A third planar
Shipping a whole machine from overseas was out of the question. I'd already spent enough money on this thing. Soon after I'd given up on the repairs though, I was browsing e-bay and I saw two PS/2 30-286 planars for sale from a recycling firm. The two boards matched the two I had. At $53US plus shipping though, these were very expensive and way beyond what I could hope to recover if I ever sold the computer. Was it worth it?
In economic terms, definitely not, but in emotional terms yes. I felt a bit like someone trapped in a Nigerian scam. Having invested time and money already with nothing to show for it, I felt drawn to shell out yet more money for a chance at a resolution?
The buyer said the boards were tested, and the couple of non-working PS/2s I had were no use to me. I bit the bullet, took the gamble and ordered the later variant issue of the two boards for sale (see photo).
Finally, a complete and working system
The planar arrived last weekend.
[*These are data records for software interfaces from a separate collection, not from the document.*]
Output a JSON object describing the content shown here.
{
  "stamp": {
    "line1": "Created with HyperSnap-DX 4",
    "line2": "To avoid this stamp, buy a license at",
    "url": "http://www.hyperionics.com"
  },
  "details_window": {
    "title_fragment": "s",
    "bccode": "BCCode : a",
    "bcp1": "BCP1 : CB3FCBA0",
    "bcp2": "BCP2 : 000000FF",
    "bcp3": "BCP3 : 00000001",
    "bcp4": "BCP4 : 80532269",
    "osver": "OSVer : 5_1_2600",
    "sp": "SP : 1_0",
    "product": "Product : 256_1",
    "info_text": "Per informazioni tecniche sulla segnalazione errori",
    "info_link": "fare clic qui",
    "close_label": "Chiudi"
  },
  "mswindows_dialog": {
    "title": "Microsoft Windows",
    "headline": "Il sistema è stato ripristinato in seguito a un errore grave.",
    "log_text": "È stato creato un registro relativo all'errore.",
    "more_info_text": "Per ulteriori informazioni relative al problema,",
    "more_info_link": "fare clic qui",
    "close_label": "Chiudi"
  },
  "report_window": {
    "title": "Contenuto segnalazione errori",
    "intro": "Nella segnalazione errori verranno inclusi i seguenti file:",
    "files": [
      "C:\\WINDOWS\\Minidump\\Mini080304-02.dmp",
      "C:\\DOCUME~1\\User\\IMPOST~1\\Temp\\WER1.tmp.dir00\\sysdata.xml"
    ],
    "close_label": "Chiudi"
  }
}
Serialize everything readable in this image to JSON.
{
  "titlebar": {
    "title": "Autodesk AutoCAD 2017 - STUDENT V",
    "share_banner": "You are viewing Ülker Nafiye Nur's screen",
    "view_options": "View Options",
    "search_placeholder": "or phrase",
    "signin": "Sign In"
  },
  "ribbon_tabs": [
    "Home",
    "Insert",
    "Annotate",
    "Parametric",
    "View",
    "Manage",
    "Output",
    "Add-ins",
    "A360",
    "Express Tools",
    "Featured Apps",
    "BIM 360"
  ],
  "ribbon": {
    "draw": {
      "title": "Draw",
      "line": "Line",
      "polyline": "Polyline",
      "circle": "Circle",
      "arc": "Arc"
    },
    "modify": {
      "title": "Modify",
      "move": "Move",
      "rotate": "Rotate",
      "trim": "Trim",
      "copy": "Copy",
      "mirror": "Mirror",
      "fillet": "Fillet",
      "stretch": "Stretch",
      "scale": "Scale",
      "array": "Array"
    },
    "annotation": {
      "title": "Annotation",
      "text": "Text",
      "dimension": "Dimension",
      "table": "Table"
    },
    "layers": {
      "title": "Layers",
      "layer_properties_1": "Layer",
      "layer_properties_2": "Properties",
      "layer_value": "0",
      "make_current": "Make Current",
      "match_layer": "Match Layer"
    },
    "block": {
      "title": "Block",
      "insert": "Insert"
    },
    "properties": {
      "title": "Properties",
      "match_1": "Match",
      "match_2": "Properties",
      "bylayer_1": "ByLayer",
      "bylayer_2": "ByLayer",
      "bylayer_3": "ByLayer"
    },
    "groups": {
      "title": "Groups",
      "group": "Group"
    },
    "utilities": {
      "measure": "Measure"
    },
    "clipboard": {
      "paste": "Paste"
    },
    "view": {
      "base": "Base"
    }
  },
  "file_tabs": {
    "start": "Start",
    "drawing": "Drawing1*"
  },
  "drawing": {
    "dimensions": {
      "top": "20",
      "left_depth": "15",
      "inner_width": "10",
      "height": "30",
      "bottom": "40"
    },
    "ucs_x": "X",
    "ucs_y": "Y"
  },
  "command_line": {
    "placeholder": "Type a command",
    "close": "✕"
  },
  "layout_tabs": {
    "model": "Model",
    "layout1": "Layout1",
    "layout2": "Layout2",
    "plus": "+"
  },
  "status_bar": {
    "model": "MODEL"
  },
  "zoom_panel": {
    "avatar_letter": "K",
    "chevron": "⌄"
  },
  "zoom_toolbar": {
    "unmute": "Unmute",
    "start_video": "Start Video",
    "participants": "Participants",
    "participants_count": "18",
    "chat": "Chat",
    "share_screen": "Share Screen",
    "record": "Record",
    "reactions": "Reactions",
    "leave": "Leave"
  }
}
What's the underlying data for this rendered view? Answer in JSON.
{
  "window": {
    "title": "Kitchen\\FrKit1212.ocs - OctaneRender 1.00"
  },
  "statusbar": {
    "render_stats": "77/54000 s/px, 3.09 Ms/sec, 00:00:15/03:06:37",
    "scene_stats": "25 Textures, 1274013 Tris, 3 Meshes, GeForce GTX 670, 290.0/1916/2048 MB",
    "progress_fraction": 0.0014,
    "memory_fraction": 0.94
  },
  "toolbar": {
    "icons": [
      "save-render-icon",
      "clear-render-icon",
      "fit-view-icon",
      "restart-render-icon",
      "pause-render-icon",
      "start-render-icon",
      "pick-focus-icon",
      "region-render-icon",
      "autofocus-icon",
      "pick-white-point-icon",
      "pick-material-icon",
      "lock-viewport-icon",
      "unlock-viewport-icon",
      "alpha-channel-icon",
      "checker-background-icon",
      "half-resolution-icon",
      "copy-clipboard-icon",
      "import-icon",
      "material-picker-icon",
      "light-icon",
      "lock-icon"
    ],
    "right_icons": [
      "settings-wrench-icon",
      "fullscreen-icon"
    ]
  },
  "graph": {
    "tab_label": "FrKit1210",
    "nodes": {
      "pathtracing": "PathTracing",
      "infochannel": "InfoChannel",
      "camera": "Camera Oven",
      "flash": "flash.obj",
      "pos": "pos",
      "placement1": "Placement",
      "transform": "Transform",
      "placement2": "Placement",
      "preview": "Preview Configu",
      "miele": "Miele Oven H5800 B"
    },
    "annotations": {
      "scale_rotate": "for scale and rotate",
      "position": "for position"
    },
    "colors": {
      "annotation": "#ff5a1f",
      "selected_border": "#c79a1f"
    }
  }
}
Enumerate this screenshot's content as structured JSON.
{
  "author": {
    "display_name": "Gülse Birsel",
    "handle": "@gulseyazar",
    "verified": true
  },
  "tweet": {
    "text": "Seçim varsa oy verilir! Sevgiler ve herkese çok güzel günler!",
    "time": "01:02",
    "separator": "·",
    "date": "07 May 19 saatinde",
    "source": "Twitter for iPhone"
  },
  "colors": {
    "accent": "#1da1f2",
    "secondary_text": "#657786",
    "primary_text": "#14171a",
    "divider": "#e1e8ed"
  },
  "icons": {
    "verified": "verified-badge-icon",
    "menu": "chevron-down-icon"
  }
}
It works just fine. Now at least, I have a working IBM PS/2 30-286 albeit WAY over budget. I've reformatted the 20MB drive (I figured a 20MB drive may be closest to the original configuration) and thrown on a copy of PC-DOS 3.3 plus some utilities and games. I've used the floppy disk and PSU from the second unit but the top cover from the first one, as it was cleaner. So it truly is a composite machine, having bits and pieces from three separate units.
Photo 6. My PS/2 30-286
The only remaining issue is the Dallas clock/calendar chip, which is flat as a pancake. It means wading through 161 (clock not set) and 163 (CMOS not set) errors on bootup. I have two of these chips so at some stage I'll have a go at adding a piggyback external battery as described here. It seems a delicate procedure but if I fail with one, at least I have another to try. (Update: The Dallas chip is now fixed.)
This experience taught me a few things.
- If it ain't broke don't fix it! I won't be washing working circuit boards in the dishwasher again unless there is nothing to lose by doing so (in other words, only if they don't work anyway).
- Do your homework before buying a machine. I thought this PS/2 was MCA technology. It wasn't.
- For collections, the whole machine is best. I now wish I'd also driven up to collect that IBM screen in that second purchase. My partner in that deal really only wanted the keyboard and I suspect he threw the screen away!
All that being said, I'm glad I've got this computer. They are interesting little beasts, are rare in New Zealand (I don't expect to see another one on the Trade Me site again for a while) and represent a tasty slice of computer history.
First published: 19th September, 2009
Updated: 12th October, 2009